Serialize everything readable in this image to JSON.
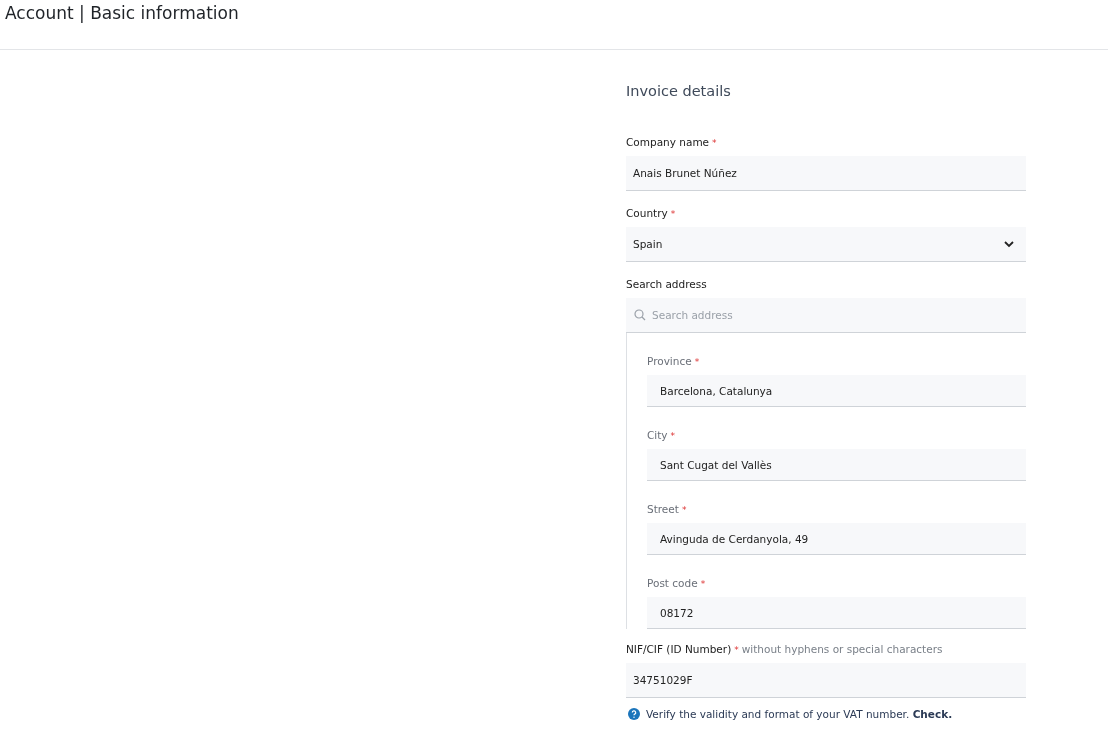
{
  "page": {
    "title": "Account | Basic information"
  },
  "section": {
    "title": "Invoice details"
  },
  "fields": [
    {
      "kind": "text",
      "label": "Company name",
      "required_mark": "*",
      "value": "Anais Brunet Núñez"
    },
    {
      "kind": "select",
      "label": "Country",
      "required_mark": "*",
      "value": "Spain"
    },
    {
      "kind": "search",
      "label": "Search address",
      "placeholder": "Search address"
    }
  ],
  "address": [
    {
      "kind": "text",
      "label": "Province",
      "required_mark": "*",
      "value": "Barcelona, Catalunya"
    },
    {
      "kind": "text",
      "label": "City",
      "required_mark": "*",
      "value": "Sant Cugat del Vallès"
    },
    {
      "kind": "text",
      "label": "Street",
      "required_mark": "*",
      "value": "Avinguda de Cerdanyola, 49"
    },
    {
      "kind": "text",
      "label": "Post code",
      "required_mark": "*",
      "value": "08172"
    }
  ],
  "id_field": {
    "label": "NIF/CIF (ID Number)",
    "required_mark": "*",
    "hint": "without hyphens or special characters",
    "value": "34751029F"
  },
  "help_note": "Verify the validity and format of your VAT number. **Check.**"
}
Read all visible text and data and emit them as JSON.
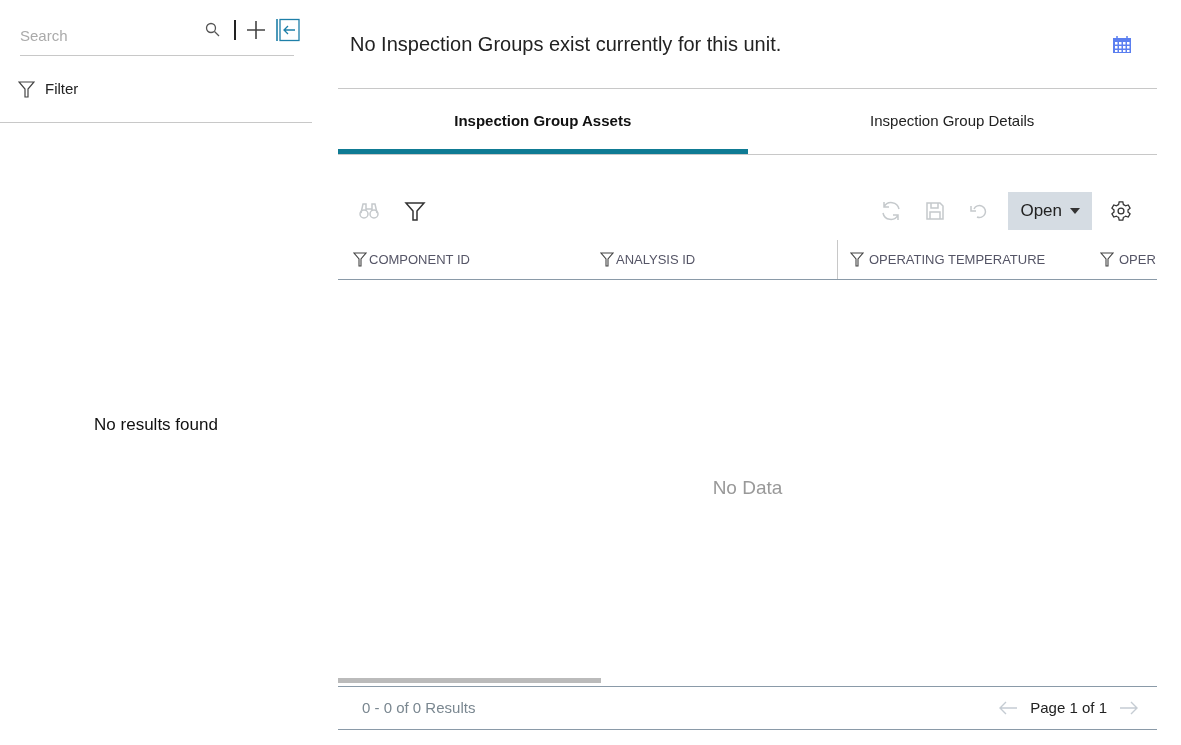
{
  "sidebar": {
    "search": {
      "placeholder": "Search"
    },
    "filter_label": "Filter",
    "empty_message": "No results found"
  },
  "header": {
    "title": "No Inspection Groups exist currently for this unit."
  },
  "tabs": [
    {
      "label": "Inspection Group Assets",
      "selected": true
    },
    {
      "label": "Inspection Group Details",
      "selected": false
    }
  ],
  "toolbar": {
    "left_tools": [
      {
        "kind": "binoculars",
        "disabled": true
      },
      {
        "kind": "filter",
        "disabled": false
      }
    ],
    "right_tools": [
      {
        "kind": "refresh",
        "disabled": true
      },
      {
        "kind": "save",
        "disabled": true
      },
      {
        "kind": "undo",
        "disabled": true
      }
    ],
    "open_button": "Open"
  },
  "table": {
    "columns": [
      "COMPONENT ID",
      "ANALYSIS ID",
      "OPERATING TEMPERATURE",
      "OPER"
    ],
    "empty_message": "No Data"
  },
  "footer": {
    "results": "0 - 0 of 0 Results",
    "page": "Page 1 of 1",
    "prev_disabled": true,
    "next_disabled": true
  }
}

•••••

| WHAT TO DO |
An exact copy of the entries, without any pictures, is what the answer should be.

| RESPONSE AREA |
Serialize everything readable in this image to JSON.
{
  "page": {
    "title": "Account | Basic information"
  },
  "section": {
    "title": "Invoice details"
  },
  "fields": [
    {
      "kind": "text",
      "label": "Company name",
      "required_mark": "*",
      "value": "Anais Brunet Núñez"
    },
    {
      "kind": "select",
      "label": "Country",
      "required_mark": "*",
      "value": "Spain"
    },
    {
      "kind": "search",
      "label": "Search address",
      "placeholder": "Search address"
    }
  ],
  "address": [
    {
      "kind": "text",
      "label": "Province",
      "required_mark": "*",
      "value": "Barcelona, Catalunya"
    },
    {
      "kind": "text",
      "label": "City",
      "required_mark": "*",
      "value": "Sant Cugat del Vallès"
    },
    {
      "kind": "text",
      "label": "Street",
      "required_mark": "*",
      "value": "Avinguda de Cerdanyola, 49"
    },
    {
      "kind": "text",
      "label": "Post code",
      "required_mark": "*",
      "value": "08172"
    }
  ],
  "id_field": {
    "label": "NIF/CIF (ID Number)",
    "required_mark": "*",
    "hint": "without hyphens or special characters",
    "value": "34751029F"
  },
  "help_note": "Verify the validity and format of your VAT number. **Check.**"
}
Read all visible text and data and emit them as JSON.
{
  "sidebar": {
    "search": {
      "placeholder": "Search"
    },
    "filter_label": "Filter",
    "empty_message": "No results found"
  },
  "header": {
    "title": "No Inspection Groups exist currently for this unit."
  },
  "tabs": [
    {
      "label": "Inspection Group Assets",
      "selected": true
    },
    {
      "label": "Inspection Group Details",
      "selected": false
    }
  ],
  "toolbar": {
    "left_tools": [
      {
        "kind": "binoculars",
        "disabled": true
      },
      {
        "kind": "filter",
        "disabled": false
      }
    ],
    "right_tools": [
      {
        "kind": "refresh",
        "disabled": true
      },
      {
        "kind": "save",
        "disabled": true
      },
      {
        "kind": "undo",
        "disabled": true
      }
    ],
    "open_button": "Open"
  },
  "table": {
    "columns": [
      "COMPONENT ID",
      "ANALYSIS ID",
      "OPERATING TEMPERATURE",
      "OPER"
    ],
    "empty_message": "No Data"
  },
  "footer": {
    "results": "0 - 0 of 0 Results",
    "page": "Page 1 of 1",
    "prev_disabled": true,
    "next_disabled": true
  }
}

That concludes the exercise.